(What to produce)
Your response must be made up of each line in the data below that contains the string "uuid".

(The input)
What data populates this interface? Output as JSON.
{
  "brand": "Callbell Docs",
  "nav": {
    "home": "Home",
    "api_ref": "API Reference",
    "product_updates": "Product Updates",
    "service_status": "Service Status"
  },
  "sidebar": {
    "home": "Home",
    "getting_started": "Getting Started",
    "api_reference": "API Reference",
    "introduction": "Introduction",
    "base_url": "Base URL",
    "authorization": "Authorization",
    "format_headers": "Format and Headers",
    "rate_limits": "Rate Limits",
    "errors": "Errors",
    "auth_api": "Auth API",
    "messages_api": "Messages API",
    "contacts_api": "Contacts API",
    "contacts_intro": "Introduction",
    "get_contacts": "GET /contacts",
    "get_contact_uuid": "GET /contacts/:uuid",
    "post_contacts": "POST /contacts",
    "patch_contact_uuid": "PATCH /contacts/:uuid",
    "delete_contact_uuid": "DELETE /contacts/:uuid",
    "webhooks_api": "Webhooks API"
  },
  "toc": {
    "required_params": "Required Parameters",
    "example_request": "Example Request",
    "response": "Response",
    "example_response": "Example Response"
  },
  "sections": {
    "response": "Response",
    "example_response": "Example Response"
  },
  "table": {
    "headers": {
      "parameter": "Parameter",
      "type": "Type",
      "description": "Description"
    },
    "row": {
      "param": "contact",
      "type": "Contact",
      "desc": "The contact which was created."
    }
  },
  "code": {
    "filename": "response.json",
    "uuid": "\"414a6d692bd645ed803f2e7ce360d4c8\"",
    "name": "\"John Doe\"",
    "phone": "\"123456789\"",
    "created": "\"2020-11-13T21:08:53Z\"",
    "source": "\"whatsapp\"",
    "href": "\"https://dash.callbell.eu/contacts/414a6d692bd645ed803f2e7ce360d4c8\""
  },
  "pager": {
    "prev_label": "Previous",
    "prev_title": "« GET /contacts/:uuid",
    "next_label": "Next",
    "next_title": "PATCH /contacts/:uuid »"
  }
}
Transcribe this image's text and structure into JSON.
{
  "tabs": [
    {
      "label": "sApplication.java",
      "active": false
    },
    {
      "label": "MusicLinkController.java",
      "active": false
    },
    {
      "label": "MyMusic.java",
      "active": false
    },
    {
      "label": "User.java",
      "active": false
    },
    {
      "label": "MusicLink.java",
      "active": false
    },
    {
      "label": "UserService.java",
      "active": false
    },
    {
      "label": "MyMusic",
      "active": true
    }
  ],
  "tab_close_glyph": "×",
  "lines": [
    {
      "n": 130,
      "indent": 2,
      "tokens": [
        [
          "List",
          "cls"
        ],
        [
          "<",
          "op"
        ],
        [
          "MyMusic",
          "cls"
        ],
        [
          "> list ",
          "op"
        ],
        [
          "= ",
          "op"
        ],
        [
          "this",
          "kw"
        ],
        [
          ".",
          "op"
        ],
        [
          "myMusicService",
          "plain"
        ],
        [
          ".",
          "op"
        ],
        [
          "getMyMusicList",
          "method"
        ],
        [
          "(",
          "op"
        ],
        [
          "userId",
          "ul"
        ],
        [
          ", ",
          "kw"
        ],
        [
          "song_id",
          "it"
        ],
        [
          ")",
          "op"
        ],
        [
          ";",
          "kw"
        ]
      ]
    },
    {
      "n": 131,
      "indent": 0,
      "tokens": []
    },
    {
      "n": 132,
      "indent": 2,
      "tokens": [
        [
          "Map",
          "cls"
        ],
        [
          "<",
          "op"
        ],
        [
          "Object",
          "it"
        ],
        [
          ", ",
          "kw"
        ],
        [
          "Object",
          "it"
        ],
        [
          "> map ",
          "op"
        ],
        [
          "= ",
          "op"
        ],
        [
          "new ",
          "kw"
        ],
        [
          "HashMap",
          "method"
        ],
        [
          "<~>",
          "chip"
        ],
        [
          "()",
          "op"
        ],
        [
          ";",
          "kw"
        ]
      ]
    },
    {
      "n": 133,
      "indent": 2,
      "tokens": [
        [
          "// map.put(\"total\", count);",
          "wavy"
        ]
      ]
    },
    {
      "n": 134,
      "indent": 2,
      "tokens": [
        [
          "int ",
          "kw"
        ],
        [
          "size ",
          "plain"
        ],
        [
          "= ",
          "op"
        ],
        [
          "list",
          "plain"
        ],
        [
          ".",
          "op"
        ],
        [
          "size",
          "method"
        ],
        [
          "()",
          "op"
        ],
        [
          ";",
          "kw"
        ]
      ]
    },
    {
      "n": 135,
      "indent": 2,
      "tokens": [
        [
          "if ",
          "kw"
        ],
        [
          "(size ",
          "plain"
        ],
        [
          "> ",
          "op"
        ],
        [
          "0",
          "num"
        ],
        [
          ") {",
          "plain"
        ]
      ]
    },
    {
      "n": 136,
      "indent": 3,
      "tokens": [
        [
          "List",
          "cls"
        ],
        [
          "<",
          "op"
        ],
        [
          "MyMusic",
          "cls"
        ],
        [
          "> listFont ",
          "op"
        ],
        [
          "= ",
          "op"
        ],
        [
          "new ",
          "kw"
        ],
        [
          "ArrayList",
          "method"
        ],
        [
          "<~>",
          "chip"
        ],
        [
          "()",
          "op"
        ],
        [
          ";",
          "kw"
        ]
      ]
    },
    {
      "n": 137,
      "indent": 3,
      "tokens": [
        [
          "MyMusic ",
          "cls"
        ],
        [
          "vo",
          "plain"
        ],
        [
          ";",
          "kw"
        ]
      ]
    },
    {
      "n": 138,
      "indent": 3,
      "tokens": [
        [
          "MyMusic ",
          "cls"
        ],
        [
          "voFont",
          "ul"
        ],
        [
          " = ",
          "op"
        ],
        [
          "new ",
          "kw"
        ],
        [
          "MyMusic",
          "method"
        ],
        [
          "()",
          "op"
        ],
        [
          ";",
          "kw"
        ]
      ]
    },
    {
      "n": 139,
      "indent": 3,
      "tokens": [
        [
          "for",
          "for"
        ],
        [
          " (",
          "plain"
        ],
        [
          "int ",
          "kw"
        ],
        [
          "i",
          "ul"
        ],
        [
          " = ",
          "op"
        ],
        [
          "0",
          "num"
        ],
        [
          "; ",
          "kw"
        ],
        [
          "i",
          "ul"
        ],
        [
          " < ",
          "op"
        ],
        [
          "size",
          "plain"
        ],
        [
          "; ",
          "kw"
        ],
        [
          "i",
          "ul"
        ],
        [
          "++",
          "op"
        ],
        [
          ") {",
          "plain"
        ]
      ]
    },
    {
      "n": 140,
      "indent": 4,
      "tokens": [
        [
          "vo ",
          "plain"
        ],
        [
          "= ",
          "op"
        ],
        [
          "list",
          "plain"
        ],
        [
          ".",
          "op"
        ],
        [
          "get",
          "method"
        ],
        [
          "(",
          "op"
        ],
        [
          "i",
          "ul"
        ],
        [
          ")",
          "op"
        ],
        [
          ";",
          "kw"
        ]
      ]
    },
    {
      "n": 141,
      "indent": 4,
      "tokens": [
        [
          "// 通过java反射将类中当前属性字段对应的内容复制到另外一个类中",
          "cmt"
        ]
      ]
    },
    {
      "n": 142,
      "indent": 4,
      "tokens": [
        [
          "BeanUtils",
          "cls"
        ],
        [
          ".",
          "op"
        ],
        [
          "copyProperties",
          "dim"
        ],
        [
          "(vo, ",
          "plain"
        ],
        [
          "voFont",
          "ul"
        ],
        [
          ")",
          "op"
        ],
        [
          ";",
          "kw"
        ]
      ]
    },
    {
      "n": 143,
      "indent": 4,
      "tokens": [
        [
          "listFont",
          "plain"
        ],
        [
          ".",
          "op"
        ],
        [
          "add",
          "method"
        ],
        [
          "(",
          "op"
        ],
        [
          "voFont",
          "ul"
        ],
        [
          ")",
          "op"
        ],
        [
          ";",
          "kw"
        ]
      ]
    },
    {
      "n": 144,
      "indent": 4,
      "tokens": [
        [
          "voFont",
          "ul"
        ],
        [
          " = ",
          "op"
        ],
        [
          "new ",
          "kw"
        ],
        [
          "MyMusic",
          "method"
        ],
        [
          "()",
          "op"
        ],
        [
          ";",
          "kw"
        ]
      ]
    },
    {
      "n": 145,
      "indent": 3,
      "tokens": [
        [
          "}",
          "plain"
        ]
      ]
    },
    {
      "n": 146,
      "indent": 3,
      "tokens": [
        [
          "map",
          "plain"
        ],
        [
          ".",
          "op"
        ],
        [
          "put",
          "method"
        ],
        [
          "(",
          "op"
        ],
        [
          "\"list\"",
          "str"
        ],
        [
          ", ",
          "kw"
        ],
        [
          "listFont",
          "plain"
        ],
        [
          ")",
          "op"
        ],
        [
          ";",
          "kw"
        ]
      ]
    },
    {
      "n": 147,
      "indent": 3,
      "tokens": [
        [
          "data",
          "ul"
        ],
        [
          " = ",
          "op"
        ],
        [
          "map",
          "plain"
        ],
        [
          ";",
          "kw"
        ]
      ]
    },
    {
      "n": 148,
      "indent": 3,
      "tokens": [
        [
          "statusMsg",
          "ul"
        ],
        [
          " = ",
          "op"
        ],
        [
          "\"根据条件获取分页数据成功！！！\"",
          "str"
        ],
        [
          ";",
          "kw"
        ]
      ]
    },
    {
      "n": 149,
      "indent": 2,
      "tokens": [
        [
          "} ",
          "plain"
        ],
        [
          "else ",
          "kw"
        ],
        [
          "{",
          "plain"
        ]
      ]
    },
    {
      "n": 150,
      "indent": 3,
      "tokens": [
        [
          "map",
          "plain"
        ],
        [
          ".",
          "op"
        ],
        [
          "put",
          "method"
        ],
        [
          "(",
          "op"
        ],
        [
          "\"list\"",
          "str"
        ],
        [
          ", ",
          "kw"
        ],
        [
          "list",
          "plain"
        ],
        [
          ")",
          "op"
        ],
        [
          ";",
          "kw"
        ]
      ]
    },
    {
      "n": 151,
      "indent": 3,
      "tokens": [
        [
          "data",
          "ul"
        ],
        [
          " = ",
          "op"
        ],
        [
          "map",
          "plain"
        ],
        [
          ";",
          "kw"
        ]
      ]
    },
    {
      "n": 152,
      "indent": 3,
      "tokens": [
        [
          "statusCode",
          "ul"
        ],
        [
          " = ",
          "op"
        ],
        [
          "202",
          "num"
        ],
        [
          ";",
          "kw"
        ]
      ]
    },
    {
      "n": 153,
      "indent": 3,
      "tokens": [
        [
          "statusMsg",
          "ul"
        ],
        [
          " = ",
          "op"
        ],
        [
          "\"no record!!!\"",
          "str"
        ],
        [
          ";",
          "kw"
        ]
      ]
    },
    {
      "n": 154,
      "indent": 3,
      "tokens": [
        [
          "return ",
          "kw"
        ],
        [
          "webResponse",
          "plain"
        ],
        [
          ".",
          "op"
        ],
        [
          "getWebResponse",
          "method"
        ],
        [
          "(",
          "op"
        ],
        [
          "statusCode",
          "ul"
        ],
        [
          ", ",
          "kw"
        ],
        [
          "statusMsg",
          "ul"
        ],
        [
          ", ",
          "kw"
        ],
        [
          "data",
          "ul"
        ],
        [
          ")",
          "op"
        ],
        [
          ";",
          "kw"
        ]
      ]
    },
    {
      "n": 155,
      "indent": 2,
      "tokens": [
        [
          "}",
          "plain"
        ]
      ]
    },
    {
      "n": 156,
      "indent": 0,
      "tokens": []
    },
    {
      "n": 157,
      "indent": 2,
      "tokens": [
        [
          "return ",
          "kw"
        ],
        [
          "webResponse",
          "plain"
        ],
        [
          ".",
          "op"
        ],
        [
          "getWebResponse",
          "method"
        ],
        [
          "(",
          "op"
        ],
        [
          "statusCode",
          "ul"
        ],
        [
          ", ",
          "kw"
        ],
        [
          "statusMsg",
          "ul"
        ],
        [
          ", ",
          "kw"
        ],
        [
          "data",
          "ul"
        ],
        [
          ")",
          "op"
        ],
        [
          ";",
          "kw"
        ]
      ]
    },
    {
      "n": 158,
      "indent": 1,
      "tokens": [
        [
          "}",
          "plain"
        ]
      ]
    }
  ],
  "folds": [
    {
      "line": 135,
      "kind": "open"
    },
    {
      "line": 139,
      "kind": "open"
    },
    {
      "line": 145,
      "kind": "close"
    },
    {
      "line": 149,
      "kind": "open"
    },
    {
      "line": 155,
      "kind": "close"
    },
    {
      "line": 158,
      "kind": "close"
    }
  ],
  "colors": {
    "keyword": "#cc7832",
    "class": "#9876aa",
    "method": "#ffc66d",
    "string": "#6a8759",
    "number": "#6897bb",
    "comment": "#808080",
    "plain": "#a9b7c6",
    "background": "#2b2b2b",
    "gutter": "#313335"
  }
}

(Answer to this problem)
    "get_contact_uuid": "GET /contacts/:uuid",
    "patch_contact_uuid": "PATCH /contacts/:uuid",
    "delete_contact_uuid": "DELETE /contacts/:uuid",
    "uuid": "\"414a6d692bd645ed803f2e7ce360d4c8\"",
    "prev_title": "« GET /contacts/:uuid",
    "next_title": "PATCH /contacts/:uuid »"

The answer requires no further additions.